Learn the Basics of Poker

Poker is a card game where players place bets on the outcome of a hand. Although some bets are forced, most bets are made voluntarily by players on the basis of probability, psychology, and game theory. Some players play poker as a hobby while others compete professionally in tournaments. No matter the reason for playing, it can be a great way to unwind after a long day at work. Some people even use it as a way to meet new people and develop business connections.

Despite the many benefits, it is important to remember that poker can be emotionally draining and mentally taxing. It is important to set aside time for the game only when you are in a good mood. This will allow you to focus on the game and improve your chances of winning. If you are not in a good mood, it is best to skip the game altogether or at least limit the amount of money you invest.

When you’re playing poker, you’ll need to be able to change your strategy quickly. The more you practice and observe other players, the quicker your instincts will become. You can also try to mimic the reactions of experienced players. This will help you learn the game faster and more effectively.

Fancy plays are a common element of the game, but they can have disastrous results if executed poorly. Ideally, you should employ a mix of both simple and fancy tactics to beat your opponents. For example, a squeeze play is a simple yet effective way to put an opponent on the back foot before they’ve committed their chips.
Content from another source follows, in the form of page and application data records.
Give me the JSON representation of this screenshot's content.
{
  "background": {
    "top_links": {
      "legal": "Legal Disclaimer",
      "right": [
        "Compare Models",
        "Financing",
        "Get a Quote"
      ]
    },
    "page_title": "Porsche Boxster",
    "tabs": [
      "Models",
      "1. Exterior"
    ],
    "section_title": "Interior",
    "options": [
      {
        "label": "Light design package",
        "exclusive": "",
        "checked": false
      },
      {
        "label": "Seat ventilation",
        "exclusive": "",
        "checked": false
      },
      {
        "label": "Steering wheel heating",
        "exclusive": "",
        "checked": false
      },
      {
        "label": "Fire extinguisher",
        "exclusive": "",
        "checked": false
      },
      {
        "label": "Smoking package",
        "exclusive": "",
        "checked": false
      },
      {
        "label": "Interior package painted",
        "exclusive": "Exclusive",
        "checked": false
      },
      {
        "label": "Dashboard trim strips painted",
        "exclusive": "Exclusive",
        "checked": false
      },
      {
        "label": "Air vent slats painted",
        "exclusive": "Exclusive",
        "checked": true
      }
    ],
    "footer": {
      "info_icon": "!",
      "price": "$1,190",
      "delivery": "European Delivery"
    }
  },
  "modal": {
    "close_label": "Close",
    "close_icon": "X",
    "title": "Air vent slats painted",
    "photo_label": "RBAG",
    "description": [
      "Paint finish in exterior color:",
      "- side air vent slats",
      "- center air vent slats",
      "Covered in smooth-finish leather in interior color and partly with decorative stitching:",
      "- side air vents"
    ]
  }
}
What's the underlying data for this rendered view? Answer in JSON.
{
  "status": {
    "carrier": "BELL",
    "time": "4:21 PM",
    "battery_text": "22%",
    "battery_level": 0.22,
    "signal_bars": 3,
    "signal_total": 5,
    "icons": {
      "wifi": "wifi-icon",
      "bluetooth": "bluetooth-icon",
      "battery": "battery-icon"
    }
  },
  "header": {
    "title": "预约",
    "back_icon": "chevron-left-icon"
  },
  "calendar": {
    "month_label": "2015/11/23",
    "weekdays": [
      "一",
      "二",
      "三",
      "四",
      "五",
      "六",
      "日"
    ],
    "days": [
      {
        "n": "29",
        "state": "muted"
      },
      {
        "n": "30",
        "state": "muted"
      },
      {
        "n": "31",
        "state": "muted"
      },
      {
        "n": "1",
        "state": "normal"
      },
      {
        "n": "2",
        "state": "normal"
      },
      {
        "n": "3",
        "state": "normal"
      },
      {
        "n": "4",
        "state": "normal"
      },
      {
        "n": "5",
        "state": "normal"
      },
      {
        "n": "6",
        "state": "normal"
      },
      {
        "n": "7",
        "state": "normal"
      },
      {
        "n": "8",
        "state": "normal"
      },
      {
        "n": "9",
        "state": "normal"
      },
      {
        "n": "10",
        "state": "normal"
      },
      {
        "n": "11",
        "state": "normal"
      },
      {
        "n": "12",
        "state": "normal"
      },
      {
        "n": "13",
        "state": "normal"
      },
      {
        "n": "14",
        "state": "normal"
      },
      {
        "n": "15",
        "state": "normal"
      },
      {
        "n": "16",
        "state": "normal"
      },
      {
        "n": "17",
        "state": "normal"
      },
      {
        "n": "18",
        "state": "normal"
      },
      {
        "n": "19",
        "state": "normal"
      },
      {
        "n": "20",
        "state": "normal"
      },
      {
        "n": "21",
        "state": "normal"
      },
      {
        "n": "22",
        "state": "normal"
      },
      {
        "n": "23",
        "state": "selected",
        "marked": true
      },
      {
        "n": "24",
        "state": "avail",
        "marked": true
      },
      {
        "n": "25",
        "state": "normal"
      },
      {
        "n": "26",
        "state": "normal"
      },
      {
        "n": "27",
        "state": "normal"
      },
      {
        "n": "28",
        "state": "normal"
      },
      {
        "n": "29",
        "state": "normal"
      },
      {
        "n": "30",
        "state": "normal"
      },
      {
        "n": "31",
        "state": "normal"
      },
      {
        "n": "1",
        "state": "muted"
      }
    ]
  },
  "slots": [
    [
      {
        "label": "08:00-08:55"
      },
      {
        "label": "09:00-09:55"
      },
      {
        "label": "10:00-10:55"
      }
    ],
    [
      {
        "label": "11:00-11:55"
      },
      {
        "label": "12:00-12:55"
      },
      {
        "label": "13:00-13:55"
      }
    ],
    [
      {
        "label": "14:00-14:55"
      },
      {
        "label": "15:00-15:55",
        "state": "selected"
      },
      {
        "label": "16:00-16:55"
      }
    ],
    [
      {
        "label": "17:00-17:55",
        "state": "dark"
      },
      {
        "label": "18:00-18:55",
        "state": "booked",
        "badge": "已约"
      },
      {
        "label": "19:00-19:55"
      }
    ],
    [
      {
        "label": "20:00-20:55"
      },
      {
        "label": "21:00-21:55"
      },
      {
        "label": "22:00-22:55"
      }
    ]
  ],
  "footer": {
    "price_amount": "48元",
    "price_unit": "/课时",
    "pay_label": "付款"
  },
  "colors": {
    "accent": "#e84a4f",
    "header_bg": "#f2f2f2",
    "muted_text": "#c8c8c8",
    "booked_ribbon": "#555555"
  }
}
A good poker player will be able to read the strength of a hand from its cards and bluff accordingly. They should also be able to recognize when they have a strong hand and when they’re playing a weak one. A good poker player will also be able to adjust their strategy depending on how their opponent plays the game.

The first step is to start by learning the basic rules of the game. Then, you can move on to more advanced concepts such as spotting tells and reading body language. Lastly, it is essential to understand the odds of winning different poker hands.

For example, a full house is a combination of 3 matching cards of one rank and 2 matching cards of another rank. A flush is 5 consecutive cards of the same suit. And a straight is 5 cards that are of the same rank but from different suits.

It’s a good idea to start by practicing with friends or at home before you join a live game. This will help you get comfortable with the game and build your confidence. You should also be aware that it can be very easy to lose a lot of money when you’re playing poker, so make sure you only spend what you can afford to. If you play responsibly, poker can be a very rewarding hobby that will improve your mental health.

Posted in: Gambling